### Given entries
BEGIN

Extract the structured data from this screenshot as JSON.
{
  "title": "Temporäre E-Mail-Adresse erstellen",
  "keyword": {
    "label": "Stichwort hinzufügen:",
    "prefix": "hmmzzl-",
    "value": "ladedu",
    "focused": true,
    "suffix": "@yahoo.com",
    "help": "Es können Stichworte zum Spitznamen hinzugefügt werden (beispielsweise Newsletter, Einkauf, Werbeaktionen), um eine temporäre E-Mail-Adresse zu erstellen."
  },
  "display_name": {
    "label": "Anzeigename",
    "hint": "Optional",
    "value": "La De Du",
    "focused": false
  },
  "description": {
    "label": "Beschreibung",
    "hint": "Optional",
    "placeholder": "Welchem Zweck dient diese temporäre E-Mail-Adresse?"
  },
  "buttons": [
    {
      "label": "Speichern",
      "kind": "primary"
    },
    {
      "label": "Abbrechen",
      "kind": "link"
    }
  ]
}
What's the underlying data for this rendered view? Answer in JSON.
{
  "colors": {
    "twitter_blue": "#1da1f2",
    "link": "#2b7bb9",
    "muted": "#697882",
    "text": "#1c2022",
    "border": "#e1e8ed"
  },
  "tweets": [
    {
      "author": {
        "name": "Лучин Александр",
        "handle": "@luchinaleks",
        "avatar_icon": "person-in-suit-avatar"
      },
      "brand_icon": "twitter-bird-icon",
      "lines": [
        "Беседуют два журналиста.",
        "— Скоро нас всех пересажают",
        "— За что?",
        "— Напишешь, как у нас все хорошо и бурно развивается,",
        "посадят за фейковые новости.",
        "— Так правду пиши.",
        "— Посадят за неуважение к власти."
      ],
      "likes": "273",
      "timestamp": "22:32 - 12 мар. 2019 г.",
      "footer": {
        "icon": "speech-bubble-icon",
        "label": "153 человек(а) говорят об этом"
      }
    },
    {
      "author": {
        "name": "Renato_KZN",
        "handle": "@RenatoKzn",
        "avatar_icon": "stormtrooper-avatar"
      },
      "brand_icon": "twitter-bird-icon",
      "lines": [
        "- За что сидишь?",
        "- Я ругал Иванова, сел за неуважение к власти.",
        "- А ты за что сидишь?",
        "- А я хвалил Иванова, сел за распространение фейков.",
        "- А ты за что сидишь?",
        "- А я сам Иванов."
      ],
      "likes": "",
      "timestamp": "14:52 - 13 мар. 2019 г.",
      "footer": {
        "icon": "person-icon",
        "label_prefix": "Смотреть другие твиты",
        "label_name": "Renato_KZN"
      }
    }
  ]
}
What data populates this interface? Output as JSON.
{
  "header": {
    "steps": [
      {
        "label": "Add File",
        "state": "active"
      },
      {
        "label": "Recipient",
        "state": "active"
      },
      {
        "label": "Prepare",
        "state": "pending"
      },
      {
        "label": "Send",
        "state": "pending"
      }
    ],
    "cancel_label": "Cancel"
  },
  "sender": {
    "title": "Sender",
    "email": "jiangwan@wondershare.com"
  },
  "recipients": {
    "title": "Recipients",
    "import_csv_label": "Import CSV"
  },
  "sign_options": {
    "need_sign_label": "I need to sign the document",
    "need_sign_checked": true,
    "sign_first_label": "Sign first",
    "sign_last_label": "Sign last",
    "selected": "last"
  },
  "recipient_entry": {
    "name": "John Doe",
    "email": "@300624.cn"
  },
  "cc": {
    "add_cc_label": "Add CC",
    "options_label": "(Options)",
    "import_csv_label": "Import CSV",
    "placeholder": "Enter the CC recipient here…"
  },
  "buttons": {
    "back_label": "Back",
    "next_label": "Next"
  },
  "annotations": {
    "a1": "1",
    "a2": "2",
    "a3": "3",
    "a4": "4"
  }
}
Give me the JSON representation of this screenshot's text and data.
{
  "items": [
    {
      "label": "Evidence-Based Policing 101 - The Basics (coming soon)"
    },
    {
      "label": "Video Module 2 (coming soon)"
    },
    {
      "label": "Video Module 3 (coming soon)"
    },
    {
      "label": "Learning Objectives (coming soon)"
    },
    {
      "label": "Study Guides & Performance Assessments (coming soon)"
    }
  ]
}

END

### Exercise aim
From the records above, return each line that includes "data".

### Written solution
Extract the structured data from this screenshot as JSON.
What's the underlying data for this rendered view? Answer in JSON.
What data populates this interface? Output as JSON.
Give me the JSON representation of this screenshot's text and data.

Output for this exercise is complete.